The program is divided into three parts. The Studio Program emphasizes film, video (as seen in Photo 4), installation, photography, performance, and interdisciplinary work. The Curatorial Fellows collaboratively produce an annual student-run exhibition—from proposal to catalog to final show—working closely with faculty members and Whitney curators. The Critical Studies Fellows conduct individual research with professional art critics, cultural theorists, and art historians, in order to write research papers that are publicly presented at a symposium.

Known for its theory and concept-centric approach, the Whitney ISP is not necessarily conducive to gallery exhibition. In fact, painting and sculpture are not formally part of the Studio Program, which is more of a collaborative cultural study, rather than the development of a body of work. A recent move to office cubicles (rather than traditional art studios) is indicative of the program’s emphasis. In fact, former participant Jon Kessler, currently a Columbia University professor, was once quoted in ARTFORUM magazine as saying that the program has a “bias against studio practice.”

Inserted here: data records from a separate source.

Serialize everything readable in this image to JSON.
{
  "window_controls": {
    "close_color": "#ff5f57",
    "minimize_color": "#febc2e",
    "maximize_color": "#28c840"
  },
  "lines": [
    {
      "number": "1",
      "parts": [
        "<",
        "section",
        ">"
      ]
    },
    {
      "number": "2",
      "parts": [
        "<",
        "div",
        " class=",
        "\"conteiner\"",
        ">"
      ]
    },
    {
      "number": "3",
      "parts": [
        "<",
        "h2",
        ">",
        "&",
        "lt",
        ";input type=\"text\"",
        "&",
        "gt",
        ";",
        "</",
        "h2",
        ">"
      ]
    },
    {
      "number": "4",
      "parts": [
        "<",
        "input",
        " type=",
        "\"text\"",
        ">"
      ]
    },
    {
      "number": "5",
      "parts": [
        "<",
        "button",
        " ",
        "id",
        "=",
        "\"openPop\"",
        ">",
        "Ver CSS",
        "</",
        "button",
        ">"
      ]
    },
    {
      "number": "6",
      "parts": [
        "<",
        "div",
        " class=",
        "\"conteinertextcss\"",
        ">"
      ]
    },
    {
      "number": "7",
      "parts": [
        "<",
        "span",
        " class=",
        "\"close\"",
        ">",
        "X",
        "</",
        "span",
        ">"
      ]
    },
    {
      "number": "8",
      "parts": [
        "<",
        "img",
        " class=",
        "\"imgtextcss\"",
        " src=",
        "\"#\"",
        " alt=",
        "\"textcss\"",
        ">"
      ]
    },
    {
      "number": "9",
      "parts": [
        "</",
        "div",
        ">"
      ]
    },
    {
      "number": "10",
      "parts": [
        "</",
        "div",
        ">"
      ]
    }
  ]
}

Some believe, however, that the low volume of work being physically produced is not necessarily a flaw. Former participant Miwon Kwon, who now teaches at UCLA in the art history department, was also quoted in ARTFORUM magazine saying, “The fact that there is a supportive context in which one might allow oneself to freeze up in order to reconsider the basis of one's practice is a terribly important one.” Likewise, Holland Cotter, a critic at The New York Times noted that participants simply have, “expansive and hard-to-package projects and careers.”

Applications to the program are due by April 1st every year.

Photo 1 Courtesy Steffan Saffer
Photos 2, 3, and 4 Courtesy of the Whitney Museum of American Art